Ketchikan, for example, is compact, and it’s easy to wander along quaint Creek Street, the former red light district, now packed with craft stores. In Juneau, you could whizz up the Mount Roberts Tramway for a view of your ship and the surrounding mountains and then spend time in town.
Sitka, too, is a friendly little Alaskan town around which you can stroll independently, while downtown Seward is a cool, fun place to have a relaxing lunch or sample some craft beers.
You will, however, want to join expert-led Alaskan shore excursions if you want to see bears close up, try a guided hike, head out on a kayak tour, or go whale watching with an expert.
Ziplining is available at several ports, although Icy Strait Point is arguably the most thrilling; if you’re traveling with kids, you’re likely to be pressured into at least one zipline adventure.

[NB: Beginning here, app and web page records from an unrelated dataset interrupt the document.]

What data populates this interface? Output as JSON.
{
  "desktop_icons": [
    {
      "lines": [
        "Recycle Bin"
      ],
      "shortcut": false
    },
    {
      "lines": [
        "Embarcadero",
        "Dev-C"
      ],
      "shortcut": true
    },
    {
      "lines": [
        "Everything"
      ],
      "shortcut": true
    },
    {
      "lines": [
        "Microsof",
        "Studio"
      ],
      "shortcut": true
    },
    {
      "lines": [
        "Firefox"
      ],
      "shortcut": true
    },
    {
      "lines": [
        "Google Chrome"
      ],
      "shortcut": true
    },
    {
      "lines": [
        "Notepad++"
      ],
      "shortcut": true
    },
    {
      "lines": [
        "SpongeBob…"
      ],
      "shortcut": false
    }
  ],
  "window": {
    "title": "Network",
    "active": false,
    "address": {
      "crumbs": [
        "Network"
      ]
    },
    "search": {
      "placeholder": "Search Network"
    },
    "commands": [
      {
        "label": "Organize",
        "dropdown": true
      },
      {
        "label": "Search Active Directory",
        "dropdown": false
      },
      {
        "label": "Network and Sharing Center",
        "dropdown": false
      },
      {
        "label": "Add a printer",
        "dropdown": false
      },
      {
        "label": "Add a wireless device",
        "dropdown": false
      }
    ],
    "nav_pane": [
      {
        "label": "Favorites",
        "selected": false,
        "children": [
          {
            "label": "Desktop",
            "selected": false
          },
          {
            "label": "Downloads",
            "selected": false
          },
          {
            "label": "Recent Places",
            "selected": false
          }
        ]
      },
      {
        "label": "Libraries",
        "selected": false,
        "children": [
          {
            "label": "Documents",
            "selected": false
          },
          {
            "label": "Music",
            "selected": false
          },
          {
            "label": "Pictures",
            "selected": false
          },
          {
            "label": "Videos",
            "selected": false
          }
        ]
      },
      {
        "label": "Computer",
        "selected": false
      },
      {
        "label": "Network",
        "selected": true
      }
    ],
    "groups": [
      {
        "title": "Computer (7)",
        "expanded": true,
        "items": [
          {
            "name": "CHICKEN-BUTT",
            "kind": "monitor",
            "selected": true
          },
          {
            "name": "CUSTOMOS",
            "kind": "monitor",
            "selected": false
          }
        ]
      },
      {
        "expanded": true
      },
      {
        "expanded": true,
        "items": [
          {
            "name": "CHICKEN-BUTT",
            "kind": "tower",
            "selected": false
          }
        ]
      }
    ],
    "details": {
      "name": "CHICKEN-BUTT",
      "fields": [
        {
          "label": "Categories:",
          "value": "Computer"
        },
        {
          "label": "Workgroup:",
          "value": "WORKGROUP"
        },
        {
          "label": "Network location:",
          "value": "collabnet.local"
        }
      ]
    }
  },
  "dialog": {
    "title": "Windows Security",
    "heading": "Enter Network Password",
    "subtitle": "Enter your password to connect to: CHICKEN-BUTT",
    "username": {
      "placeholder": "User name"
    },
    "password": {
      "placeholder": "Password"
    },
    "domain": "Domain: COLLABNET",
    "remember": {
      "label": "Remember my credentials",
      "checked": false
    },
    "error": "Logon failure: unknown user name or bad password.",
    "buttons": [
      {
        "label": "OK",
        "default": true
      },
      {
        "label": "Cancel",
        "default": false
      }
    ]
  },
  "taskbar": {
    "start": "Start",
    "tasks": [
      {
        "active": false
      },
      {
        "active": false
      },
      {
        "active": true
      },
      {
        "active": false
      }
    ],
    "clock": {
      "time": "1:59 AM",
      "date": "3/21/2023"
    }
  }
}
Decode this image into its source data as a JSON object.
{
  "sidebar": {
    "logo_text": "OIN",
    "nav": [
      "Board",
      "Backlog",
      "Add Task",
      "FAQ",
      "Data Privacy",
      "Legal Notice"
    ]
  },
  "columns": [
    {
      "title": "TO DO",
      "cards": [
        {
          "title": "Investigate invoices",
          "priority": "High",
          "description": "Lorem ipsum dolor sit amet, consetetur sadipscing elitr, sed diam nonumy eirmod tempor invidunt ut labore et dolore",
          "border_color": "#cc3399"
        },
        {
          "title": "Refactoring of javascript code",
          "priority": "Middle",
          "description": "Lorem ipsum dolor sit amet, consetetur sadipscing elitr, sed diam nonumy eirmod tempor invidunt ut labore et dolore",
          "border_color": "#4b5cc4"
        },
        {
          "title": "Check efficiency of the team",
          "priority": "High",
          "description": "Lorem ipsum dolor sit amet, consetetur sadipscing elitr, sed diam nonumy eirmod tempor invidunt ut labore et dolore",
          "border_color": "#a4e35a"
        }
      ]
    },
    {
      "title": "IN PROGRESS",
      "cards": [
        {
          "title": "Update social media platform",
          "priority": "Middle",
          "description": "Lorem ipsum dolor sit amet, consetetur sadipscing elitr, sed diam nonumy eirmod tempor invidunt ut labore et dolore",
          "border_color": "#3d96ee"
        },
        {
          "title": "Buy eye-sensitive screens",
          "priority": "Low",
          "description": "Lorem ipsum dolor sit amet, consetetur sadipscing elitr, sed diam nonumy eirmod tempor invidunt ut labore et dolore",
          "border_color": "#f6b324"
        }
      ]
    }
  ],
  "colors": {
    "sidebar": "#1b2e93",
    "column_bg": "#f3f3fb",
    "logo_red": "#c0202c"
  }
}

Then there are the once-in-a-lifetime opportunities you won’t want to miss. Meeting working huskies at a sled dog kennel outside Juneau. Soaring over the Tongass National Forest in a helicopter and landing on a glacier to trek on the ice. Or clattering along the contours of narrow valleys on historic the White Pass & Yukon Route Railroad.
Follow the Rules
You’ll need some flexibility to travel in Alaska. July, for example, is salmon spawning season and tasty salmon means hungry bears.
As such, you may find that a lot of the forest trails could be marked off-limits with “Do Not Cross” tape because of bear activity, especially if you’re near a salmon spawning river. This is advice everybody should take seriously. Alaska is real wilderness, not a theme park, and the rules are there for your safety—and that of the wildlife.
Get the Best Views from the Ship
With a bit of planning, you can position yourself on the ship for the most beautiful views at the right time. For example, at sunset, when the ship sails the smooth waters of the forested, island-specked Inside Passage, you’ll want to be near a window.
If you like the idea of Italian classics in Tuscan Grille, a specialty dining restaurant that spans the aft end (the back) of Celebrity Eclipse and Celebrity Solstice or runs along the side of the ship on Millennium, book a window seat for dinner, timed for around sunset or earlier, and enjoy dreamy views of the ship’s wake and the pristine scenery.
Head for cocktails at the popular Sunset Bar, or take your morning coffee in the Sky Observation Lounge for uninterrupted forward views. Set up camp on the Lawn Club (on Celebrity Solstice and Celebrity Eclipse) for the best views, while lounging on the grass with a steaming mug of hot chocolate. Fleece blankets are provided on deck for cooler days.
Try Alaskan Cuisine
No trip to Alaska is complete without sampling the delicious local produce. You’ll be able to try Alaskan dishes on board, but there are a few classics to sample in port, too.
In Juneau, Tracy’s King Crab Shack does the ultimate crab bisque, as well as whole buckets of king crab legs with melted butter. Meanwhile, one of the best things to do in Ketchikan for foodies is to visit the Alaska Fish House for all things fish, as the name suggests—fish tacos, fish and chips, and the restaurant’s signature smoked salmon chowder.
You can sample Alaskan salmon on a shore excursion, too. Book a tour that includes a salmon bake, for example, from Juneau, you can kayak the ice-strewn bay in front of the Mendenhall Glacier and then feast on grilled salmon in a forest clearing and grill marshmallows over a fire pit.
Inspired to start planning your next Alaskan adventure? Browse our range of exciting cruises on our website.